EXERCISE INSTRUCTIONS =>
Filter the listing so that only lines with the word "title" remain.

AVAILABLE DATA =>

☆ ☆ ☆ ☆ ☆

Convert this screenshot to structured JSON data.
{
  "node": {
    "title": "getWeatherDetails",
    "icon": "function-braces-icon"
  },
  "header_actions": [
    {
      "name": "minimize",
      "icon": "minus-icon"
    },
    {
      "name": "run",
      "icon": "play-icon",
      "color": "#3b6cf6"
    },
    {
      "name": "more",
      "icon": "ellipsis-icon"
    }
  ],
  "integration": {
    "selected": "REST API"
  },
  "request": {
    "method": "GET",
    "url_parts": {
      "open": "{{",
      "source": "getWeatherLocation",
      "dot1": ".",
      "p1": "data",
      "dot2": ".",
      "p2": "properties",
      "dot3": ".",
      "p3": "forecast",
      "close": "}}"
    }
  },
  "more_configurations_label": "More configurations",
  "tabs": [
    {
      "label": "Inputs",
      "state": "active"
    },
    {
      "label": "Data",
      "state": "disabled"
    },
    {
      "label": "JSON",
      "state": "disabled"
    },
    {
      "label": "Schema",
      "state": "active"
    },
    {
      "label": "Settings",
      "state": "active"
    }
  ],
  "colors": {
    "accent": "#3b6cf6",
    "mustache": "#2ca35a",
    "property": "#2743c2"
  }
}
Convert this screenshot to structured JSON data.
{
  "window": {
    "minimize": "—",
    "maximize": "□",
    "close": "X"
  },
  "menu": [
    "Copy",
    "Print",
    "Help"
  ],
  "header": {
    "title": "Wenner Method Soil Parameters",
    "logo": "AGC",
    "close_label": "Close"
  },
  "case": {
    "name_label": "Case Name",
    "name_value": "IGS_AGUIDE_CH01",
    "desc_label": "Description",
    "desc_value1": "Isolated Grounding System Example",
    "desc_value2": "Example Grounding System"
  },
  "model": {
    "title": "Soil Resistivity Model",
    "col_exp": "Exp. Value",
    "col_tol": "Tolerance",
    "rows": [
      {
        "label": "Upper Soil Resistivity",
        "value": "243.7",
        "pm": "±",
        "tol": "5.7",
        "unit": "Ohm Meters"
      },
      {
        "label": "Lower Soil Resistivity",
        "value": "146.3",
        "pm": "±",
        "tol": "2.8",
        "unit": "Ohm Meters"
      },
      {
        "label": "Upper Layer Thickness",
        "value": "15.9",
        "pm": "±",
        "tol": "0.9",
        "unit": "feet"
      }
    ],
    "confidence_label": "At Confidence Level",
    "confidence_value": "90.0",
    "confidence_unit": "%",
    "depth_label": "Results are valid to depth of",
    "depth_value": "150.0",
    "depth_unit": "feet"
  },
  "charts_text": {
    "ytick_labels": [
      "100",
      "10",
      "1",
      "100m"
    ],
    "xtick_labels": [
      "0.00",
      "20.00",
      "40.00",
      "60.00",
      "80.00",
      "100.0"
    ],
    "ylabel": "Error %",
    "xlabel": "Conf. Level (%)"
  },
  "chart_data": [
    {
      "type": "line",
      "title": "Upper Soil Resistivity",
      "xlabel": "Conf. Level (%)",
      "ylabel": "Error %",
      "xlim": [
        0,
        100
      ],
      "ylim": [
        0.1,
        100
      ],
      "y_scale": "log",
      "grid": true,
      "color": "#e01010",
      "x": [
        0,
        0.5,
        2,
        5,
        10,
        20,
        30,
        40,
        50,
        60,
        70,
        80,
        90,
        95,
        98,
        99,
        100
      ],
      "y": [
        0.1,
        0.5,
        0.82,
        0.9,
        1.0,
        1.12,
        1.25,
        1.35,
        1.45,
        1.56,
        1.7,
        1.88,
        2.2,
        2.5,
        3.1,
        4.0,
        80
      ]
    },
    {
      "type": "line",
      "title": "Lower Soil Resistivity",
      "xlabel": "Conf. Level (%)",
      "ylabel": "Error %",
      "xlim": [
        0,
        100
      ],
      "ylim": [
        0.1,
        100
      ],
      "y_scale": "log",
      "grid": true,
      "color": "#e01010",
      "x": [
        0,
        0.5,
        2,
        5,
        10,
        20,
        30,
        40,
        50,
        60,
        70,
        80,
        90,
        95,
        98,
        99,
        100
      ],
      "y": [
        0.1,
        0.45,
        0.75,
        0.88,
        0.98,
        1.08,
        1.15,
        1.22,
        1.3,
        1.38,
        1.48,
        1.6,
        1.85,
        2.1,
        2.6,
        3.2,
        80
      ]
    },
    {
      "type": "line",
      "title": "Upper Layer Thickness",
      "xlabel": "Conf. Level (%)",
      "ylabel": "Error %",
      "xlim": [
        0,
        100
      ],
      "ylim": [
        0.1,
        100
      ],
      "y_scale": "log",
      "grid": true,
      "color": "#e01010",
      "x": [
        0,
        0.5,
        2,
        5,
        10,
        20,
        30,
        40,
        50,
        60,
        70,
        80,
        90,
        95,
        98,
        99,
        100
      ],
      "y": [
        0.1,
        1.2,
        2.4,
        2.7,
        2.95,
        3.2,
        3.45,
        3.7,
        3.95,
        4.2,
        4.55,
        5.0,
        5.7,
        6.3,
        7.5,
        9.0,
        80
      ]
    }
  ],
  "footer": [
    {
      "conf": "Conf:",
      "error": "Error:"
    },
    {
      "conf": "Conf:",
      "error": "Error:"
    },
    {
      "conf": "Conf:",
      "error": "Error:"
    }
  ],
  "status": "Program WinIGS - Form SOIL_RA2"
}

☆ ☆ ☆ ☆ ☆

RESPONSE TO THE EXERCISE =>
    "title": "getWeatherDetails",
    "title": "Wenner Method Soil Parameters",
    "title": "Soil Resistivity Model",
      "title": "Upper Soil Resistivity",
      "title": "Lower Soil Resistivity",
      "title": "Upper Layer Thickness",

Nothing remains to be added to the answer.